Asia is a particularly attractive playing field, Sands said, noting that “the urgency is there and the regulatory atmosphere is also more favorable.”
Signal already has a few fairly robust relationships in the region, including with Flybuys, Australia’s countrywide loyalty program (basically, a bigger and more entrenched version of Plenti in the US), and with Yahoo Japan.
Yahoo Japan and Signal have worked together since 2013. Signal developed a tag manager product for Yahoo Japan and, a year later, helped Yahoo Japan build out its own data management platform.
Signal, which has its HQ in Chicago, plans to use its Tokyo and Sydney offices and Singapore outpost as jumping-off points for greater expansion in the region. Signal’s London office will be its springboard into Europe. (The company also has offices in New York and Sao Paulo.)
Roughly 75% of Signal’s 150 employees are based in the US, with the remaining 25% in global markets.
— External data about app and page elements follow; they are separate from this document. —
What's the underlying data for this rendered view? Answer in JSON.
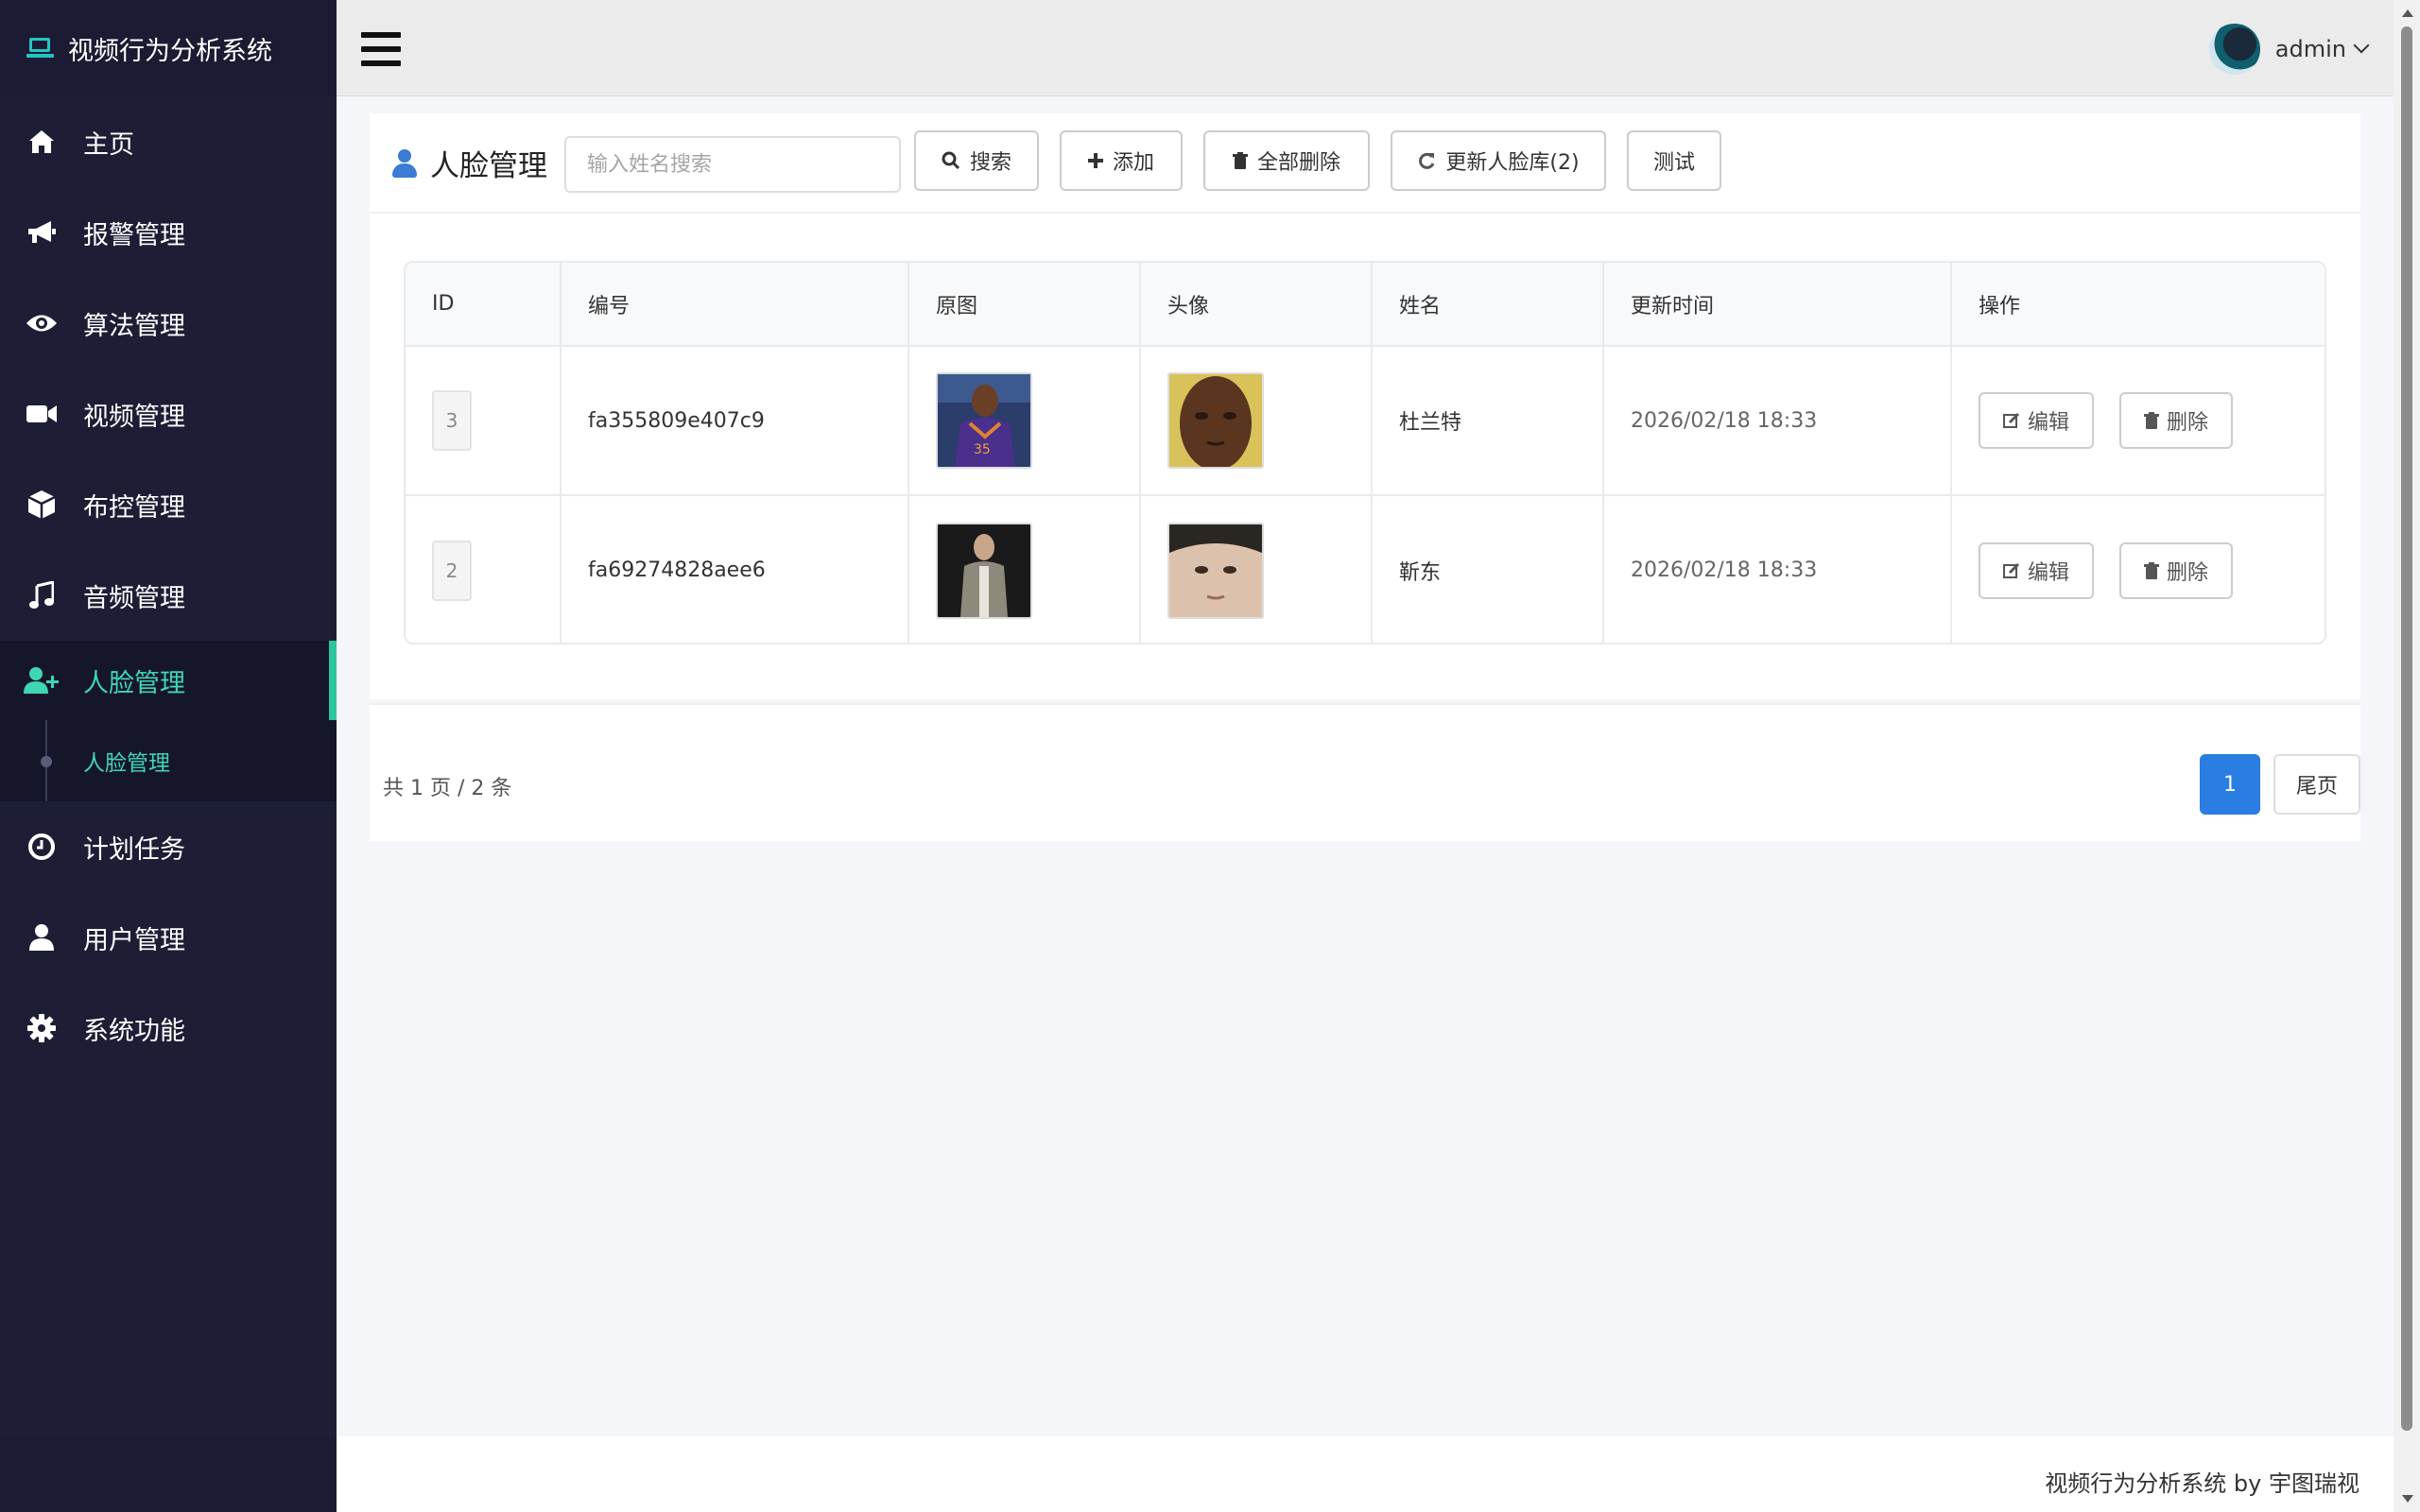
{
  "app": {
    "title": "视频行为分析系统"
  },
  "sidebar": {
    "items": [
      {
        "label": "主页",
        "icon": "home-icon"
      },
      {
        "label": "报警管理",
        "icon": "bullhorn-icon"
      },
      {
        "label": "算法管理",
        "icon": "eye-icon"
      },
      {
        "label": "视频管理",
        "icon": "video-camera-icon"
      },
      {
        "label": "布控管理",
        "icon": "cube-icon"
      },
      {
        "label": "音频管理",
        "icon": "music-icon"
      },
      {
        "label": "人脸管理",
        "icon": "user-plus-icon",
        "active": true
      },
      {
        "label": "计划任务",
        "icon": "clock-icon"
      },
      {
        "label": "用户管理",
        "icon": "user-icon"
      },
      {
        "label": "系统功能",
        "icon": "gear-icon"
      }
    ],
    "sub_item": "人脸管理"
  },
  "header": {
    "user": "admin"
  },
  "page": {
    "title": "人脸管理",
    "search_placeholder": "输入姓名搜索",
    "buttons": {
      "search": "搜索",
      "add": "添加",
      "delete_all": "全部删除",
      "update": "更新人脸库(2)",
      "test": "测试"
    }
  },
  "table": {
    "columns": [
      "ID",
      "编号",
      "原图",
      "头像",
      "姓名",
      "更新时间",
      "操作"
    ],
    "rows": [
      {
        "id": "3",
        "code": "fa355809e407c9",
        "name": "杜兰特",
        "time": "2026/02/18 18:33"
      },
      {
        "id": "2",
        "code": "fa69274828aee6",
        "name": "靳东",
        "time": "2026/02/18 18:33"
      }
    ],
    "actions": {
      "edit": "编辑",
      "delete": "删除"
    }
  },
  "pagination": {
    "info": "共 1 页 / 2 条",
    "current": "1",
    "last": "尾页"
  },
  "footer": {
    "text": "视频行为分析系统 by 宇图瑞视"
  },
  "colors": {
    "sidebar_bg": "#1d1e36",
    "accent": "#3fd6b4",
    "primary": "#2a7de1"
  }
}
A portion of the $30 million will go toward upping the headcount to around 200 by the end of the year.
Sands said the company plans to add “as many technologists as we can find as quickly as possible” to beef up its tech centers in Chicago and New York, although most of the new hires will be sales and account managers to staff international outposts, where the opportunity is ripe.
“Addressability isn’t a US trend, it’s a global trend, especially in Asia where many consumers skipped the desktop digital age and went right to mobile devices,” Sands said. “Householding has been around for the decades – now it’s about reaching individuals.”